*** Opening Data supplied ***

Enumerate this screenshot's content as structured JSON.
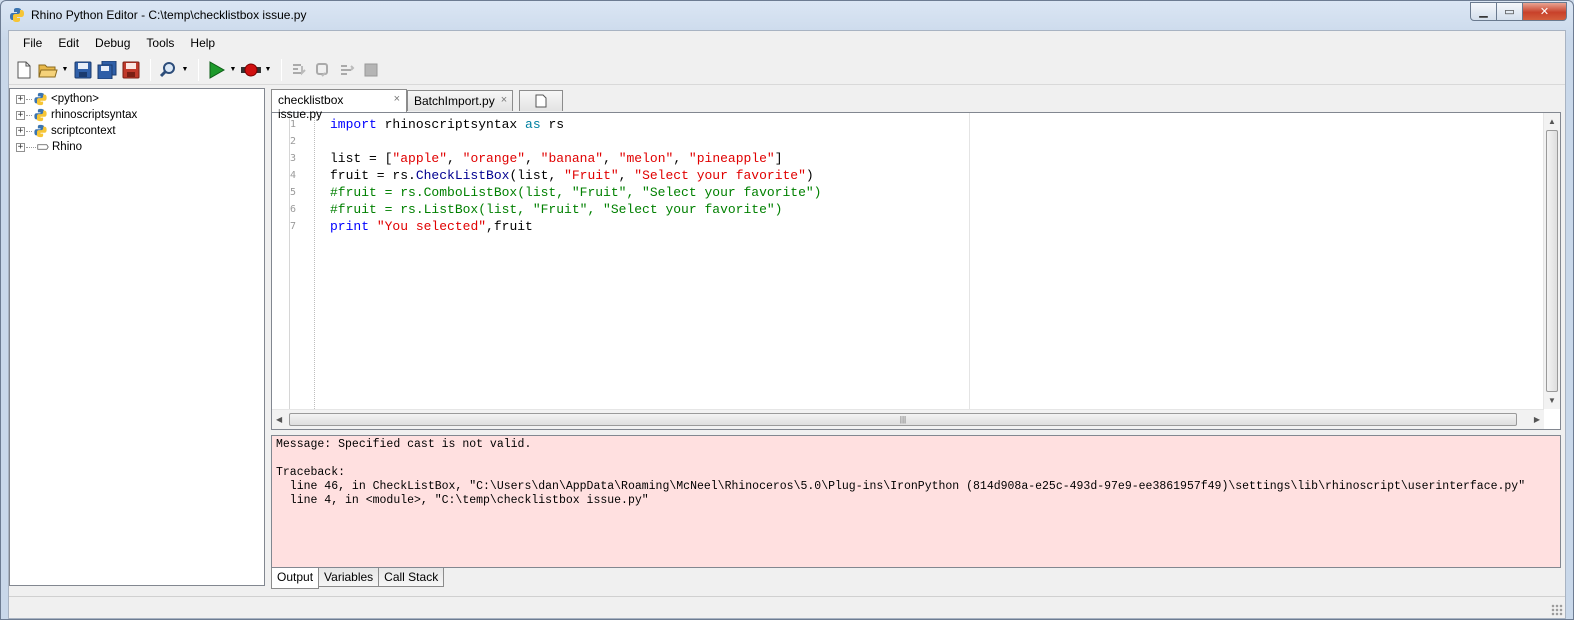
{
  "window": {
    "title": "Rhino Python Editor - C:\\temp\\checklistbox issue.py",
    "controls": [
      "minimize",
      "maximize",
      "close"
    ]
  },
  "menu": {
    "items": [
      "File",
      "Edit",
      "Debug",
      "Tools",
      "Help"
    ]
  },
  "toolbar": {
    "buttons": [
      "new-file-icon",
      "open-folder-icon",
      "save-icon",
      "save-all-icon",
      "save-as-icon",
      "find-icon",
      "run-icon",
      "breakpoint-icon",
      "step-into-icon",
      "step-over-icon",
      "step-out-icon",
      "stop-icon"
    ]
  },
  "tree": {
    "items": [
      {
        "label": "<python>",
        "icon": "python-icon",
        "expander": "+"
      },
      {
        "label": "rhinoscriptsyntax",
        "icon": "python-icon",
        "expander": "+"
      },
      {
        "label": "scriptcontext",
        "icon": "python-icon",
        "expander": "+"
      },
      {
        "label": "Rhino",
        "icon": "namespace-icon",
        "expander": "+"
      }
    ]
  },
  "tabs": [
    {
      "label": "checklistbox issue.py",
      "close": "×",
      "active": true
    },
    {
      "label": "BatchImport.py",
      "close": "×",
      "active": false
    }
  ],
  "editor": {
    "line_numbers": [
      "1",
      "2",
      "3",
      "4",
      "5",
      "6",
      "7"
    ],
    "lines": [
      {
        "tokens": [
          {
            "t": "kw",
            "v": "import"
          },
          {
            "t": "",
            "v": " rhinoscriptsyntax "
          },
          {
            "t": "kw2",
            "v": "as"
          },
          {
            "t": "",
            "v": " rs"
          }
        ]
      },
      {
        "tokens": []
      },
      {
        "tokens": [
          {
            "t": "",
            "v": "list = ["
          },
          {
            "t": "str",
            "v": "\"apple\""
          },
          {
            "t": "",
            "v": ", "
          },
          {
            "t": "str",
            "v": "\"orange\""
          },
          {
            "t": "",
            "v": ", "
          },
          {
            "t": "str",
            "v": "\"banana\""
          },
          {
            "t": "",
            "v": ", "
          },
          {
            "t": "str",
            "v": "\"melon\""
          },
          {
            "t": "",
            "v": ", "
          },
          {
            "t": "str",
            "v": "\"pineapple\""
          },
          {
            "t": "",
            "v": "]"
          }
        ]
      },
      {
        "tokens": [
          {
            "t": "",
            "v": "fruit = rs."
          },
          {
            "t": "fn",
            "v": "CheckListBox"
          },
          {
            "t": "",
            "v": "(list, "
          },
          {
            "t": "str",
            "v": "\"Fruit\""
          },
          {
            "t": "",
            "v": ", "
          },
          {
            "t": "str",
            "v": "\"Select your favorite\""
          },
          {
            "t": "",
            "v": ")"
          }
        ]
      },
      {
        "tokens": [
          {
            "t": "cm",
            "v": "#fruit = rs.ComboListBox(list, \"Fruit\", \"Select your favorite\")"
          }
        ]
      },
      {
        "tokens": [
          {
            "t": "cm",
            "v": "#fruit = rs.ListBox(list, \"Fruit\", \"Select your favorite\")"
          }
        ]
      },
      {
        "tokens": [
          {
            "t": "kw",
            "v": "print"
          },
          {
            "t": "",
            "v": " "
          },
          {
            "t": "str",
            "v": "\"You selected\""
          },
          {
            "t": "",
            "v": ",fruit"
          }
        ]
      }
    ]
  },
  "output": {
    "lines": [
      "Message: Specified cast is not valid.",
      "",
      "Traceback:",
      "  line 46, in CheckListBox, \"C:\\Users\\dan\\AppData\\Roaming\\McNeel\\Rhinoceros\\5.0\\Plug-ins\\IronPython (814d908a-e25c-493d-97e9-ee3861957f49)\\settings\\lib\\rhinoscript\\userinterface.py\"",
      "  line 4, in <module>, \"C:\\temp\\checklistbox issue.py\""
    ],
    "background": "#ffe0e0"
  },
  "bottom_tabs": [
    {
      "label": "Output",
      "active": true
    },
    {
      "label": "Variables",
      "active": false
    },
    {
      "label": "Call Stack",
      "active": false
    }
  ]
}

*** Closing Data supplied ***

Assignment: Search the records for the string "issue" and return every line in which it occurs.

Task result:
    "title": "Rhino Python Editor - C:\\temp\\checklistbox issue.py",
      "label": "checklistbox issue.py",
      "  line 4, in <module>, \"C:\\temp\\checklistbox issue.py\""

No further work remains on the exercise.